Randall S. Cramer, D.O.

Randall S. Cramer, D.O. with Meritas Health Landmark at Tiffany Springs

The sun is out, and the flowers are blooming – spring is here. But with 45 million Americans suffering from seasonal allergies (sometimes called hay fever) annually, the transition from winter to spring can be brutal.

Sometimes it’s hard to identify what’s at the root of your discomfort. The reason? Seasonal allergies share similar symptoms with the common cold, making it hard to know what’s going on. Randall S. Cramer, DO, a family medicine doctor with Meritas Health Landmark at Tiffany Springs, offers his advice on telling the two conditions apart.

Seasonal Allergies

Hay fever is caused by various allergens. If you’re suffering in the spring, you’re probably reacting to the trees, grasses and weeds that are growing.

Tree Pollens

  • Birch
  • Cedar
  • Poplar
  • Willow

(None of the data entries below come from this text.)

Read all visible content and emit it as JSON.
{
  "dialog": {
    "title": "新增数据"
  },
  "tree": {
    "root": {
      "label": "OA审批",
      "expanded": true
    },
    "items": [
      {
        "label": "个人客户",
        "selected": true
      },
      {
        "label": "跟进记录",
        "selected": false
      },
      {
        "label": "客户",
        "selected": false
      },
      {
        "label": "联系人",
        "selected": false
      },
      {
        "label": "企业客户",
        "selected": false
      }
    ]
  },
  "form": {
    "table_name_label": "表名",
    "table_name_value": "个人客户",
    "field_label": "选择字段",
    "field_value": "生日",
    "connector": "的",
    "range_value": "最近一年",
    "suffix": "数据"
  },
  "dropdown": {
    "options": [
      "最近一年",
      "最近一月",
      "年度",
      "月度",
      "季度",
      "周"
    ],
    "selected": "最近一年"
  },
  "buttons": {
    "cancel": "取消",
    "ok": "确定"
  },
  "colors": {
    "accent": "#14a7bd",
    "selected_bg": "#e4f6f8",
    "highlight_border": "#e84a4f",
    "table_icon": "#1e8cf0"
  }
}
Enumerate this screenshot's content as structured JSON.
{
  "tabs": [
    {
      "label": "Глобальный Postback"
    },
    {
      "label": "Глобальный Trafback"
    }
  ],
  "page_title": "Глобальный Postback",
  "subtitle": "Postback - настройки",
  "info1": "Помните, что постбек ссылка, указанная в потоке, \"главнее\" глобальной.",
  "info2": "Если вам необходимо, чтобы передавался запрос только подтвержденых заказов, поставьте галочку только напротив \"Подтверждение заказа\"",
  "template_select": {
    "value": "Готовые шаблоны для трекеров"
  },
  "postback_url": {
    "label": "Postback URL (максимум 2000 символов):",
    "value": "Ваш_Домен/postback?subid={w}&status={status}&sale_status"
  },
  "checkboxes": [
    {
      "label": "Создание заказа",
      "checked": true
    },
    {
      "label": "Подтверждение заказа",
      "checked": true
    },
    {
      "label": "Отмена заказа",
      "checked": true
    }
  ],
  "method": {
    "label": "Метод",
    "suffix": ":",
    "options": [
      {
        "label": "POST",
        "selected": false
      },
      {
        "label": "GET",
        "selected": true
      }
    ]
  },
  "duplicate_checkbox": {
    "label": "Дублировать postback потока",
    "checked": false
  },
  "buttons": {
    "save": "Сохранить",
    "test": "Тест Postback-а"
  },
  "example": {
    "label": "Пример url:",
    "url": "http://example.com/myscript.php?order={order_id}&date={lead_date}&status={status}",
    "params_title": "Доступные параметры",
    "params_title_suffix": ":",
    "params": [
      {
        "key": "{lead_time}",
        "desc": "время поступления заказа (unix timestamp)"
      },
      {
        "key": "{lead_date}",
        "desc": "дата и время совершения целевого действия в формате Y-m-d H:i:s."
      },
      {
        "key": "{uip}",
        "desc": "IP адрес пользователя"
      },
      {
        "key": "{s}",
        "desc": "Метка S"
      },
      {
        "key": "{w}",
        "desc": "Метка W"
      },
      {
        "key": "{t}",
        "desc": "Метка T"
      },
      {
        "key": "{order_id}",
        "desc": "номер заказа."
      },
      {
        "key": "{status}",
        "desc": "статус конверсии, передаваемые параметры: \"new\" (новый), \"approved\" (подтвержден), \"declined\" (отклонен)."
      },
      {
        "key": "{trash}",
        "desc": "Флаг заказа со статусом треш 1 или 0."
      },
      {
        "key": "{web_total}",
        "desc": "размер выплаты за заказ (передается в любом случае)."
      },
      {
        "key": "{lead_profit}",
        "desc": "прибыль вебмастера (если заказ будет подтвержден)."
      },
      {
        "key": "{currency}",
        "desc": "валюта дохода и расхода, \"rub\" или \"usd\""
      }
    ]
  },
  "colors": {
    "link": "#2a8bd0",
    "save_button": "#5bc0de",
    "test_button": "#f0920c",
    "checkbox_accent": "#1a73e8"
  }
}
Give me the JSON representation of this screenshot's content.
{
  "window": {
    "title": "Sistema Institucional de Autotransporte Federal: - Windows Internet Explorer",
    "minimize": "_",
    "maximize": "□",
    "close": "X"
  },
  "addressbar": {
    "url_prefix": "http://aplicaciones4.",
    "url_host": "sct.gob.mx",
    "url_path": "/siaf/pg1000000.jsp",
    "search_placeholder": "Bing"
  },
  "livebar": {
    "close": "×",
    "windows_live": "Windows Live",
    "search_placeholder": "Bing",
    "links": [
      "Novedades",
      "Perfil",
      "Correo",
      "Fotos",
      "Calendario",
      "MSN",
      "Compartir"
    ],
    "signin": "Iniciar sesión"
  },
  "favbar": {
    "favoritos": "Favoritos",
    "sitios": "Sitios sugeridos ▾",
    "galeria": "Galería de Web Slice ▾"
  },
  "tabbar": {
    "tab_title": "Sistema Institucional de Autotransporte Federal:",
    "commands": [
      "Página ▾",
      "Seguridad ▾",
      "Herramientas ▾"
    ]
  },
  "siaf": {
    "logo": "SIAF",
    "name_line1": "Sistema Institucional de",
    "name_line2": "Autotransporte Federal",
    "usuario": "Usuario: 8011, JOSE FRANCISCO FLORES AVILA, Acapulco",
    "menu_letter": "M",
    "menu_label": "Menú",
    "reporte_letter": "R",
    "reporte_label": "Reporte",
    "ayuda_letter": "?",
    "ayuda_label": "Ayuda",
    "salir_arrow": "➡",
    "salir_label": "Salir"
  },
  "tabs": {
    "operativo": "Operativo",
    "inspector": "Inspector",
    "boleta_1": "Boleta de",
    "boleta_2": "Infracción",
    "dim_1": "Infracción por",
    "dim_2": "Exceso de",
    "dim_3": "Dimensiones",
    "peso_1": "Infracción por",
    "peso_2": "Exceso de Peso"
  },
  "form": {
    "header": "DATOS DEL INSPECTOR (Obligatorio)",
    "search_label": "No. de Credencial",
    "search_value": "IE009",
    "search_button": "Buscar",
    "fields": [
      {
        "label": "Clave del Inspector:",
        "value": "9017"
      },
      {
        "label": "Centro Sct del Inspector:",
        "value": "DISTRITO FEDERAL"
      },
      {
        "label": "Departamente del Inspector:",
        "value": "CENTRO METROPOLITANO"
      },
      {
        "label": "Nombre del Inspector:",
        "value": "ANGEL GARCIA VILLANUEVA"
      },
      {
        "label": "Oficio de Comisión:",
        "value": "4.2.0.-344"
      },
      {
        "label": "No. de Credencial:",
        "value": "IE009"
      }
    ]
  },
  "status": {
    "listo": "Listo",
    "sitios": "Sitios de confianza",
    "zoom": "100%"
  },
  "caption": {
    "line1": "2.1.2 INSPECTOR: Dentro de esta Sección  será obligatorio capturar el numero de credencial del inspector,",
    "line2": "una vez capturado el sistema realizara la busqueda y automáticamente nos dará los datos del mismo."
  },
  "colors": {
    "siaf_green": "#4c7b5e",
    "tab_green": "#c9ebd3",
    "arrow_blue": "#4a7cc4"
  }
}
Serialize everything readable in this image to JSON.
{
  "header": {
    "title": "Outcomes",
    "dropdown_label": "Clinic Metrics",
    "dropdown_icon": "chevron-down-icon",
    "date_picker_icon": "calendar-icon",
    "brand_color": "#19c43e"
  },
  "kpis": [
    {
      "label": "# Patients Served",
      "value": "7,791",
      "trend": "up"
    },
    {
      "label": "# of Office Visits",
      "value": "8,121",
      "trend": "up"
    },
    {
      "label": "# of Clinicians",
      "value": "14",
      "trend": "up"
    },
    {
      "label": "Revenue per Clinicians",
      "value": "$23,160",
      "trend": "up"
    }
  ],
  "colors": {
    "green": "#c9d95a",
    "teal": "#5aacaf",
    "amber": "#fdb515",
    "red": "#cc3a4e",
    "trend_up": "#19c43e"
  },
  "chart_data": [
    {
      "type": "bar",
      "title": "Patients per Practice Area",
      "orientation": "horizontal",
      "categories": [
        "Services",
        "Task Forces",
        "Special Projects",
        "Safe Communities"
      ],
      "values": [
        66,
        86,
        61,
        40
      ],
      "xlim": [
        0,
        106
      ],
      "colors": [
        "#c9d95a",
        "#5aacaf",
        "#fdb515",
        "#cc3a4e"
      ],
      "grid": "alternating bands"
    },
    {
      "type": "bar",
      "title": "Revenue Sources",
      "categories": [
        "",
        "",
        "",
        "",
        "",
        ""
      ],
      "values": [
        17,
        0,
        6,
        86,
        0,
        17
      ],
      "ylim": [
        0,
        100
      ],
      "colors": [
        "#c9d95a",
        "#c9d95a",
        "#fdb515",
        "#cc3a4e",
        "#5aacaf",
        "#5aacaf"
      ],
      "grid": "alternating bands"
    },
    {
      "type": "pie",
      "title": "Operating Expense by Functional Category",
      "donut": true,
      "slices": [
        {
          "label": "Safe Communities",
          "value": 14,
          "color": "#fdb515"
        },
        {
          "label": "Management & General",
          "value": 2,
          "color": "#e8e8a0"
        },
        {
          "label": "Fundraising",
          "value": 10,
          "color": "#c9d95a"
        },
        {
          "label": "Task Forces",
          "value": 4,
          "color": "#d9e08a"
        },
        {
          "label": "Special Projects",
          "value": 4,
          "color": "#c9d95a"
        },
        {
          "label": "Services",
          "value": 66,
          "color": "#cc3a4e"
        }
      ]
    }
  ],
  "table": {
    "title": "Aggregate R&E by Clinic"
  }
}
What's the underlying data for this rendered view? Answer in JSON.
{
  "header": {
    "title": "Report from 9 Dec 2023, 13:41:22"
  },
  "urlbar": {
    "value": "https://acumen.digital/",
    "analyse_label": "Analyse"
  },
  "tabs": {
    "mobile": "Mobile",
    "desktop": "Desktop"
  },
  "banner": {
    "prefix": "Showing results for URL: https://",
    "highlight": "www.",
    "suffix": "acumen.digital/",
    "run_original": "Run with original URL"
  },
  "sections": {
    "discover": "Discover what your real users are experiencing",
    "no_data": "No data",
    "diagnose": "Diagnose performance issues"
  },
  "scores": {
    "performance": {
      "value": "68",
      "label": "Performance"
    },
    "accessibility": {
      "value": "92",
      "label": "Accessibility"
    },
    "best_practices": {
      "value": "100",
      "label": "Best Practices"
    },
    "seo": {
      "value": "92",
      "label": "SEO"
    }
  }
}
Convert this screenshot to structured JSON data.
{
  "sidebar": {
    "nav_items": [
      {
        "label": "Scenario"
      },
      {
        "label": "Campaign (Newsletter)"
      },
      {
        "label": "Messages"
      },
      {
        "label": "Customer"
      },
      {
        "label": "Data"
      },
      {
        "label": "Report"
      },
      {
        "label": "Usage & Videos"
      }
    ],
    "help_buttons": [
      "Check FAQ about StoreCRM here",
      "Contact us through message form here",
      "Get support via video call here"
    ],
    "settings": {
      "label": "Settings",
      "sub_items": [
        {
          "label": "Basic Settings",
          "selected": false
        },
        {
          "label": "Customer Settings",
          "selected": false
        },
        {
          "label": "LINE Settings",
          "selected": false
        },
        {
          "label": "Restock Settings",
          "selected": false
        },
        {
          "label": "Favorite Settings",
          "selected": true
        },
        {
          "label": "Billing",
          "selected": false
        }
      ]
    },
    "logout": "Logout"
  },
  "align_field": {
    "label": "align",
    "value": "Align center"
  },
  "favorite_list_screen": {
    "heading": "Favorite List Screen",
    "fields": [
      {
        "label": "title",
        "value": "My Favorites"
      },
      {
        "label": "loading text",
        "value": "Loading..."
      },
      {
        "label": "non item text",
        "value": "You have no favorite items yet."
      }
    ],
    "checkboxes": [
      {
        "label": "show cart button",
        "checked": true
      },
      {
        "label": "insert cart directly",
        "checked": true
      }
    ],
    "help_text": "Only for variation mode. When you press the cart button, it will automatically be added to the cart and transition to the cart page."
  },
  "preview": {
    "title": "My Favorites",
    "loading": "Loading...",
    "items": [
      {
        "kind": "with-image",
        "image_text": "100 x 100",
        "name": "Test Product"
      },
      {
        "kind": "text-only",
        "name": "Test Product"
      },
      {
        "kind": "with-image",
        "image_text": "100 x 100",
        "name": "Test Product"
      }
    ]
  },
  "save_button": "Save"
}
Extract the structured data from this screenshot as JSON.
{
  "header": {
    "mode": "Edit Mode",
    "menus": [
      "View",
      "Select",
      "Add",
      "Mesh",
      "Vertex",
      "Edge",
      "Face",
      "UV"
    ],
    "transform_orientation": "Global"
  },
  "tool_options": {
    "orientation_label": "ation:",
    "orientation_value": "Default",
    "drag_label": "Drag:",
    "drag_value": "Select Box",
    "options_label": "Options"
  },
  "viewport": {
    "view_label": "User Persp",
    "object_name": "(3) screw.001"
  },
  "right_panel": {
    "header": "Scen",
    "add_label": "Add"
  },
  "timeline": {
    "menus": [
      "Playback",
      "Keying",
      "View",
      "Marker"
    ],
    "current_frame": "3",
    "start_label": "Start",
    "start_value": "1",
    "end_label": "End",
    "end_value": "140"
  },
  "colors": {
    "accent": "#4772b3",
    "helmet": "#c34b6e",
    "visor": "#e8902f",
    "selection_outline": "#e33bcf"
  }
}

Grass and Weed Pollens

  • Bermuda
  • Johnson
  • Orchard
  • Redtop
  • Saltgrass
  • Sweet vernal


Pollens can cause your eyes and nose to itch and your throat to scratch. The discomfort can span days or months.

Watch Dr. Cramer on Fox 4. 

Treatment Options

There are a few ways to treat seasonal allergies. Depending on the severity, a natural remedy may work. But if you’re experiencing continued discomfort, try an over-the-counter medication.

Natural Remedies

  • Avoid exposure to allergen(s)
  • Close doors/windows
  • Put an allergy-certified filter in your home
  • Reduce the humidity in your home
  • Wear a mask

Over-the-Counter Medications

  • Allegra
  • Claritin®
  • Zyrtec®

Talk with your physician if your allergies don’t respond to an environmental change or over-the-counter medication. At this point, a prescription-strength nasal spray or oral medication may help. If you have asthma, talk with your physician about which allergy treatment would safe and effective.

Related Reading: Stop Spring Allergies in Their Tracks

The Common Cold

Sneezing and an irritated throat are also symptoms of a common cold that could be mistaken for allergies.


  • Runny nose with a thicker, colored mucus
  • Sore throat
  • Fever and body aches


Most cold symptoms respond to Tylenol®, cough syrups, hydration and/or rest.

When to Seek Help

If your symptoms persist for more than a couple weeks, schedule an appointment with your primary care physician to discuss treatment options.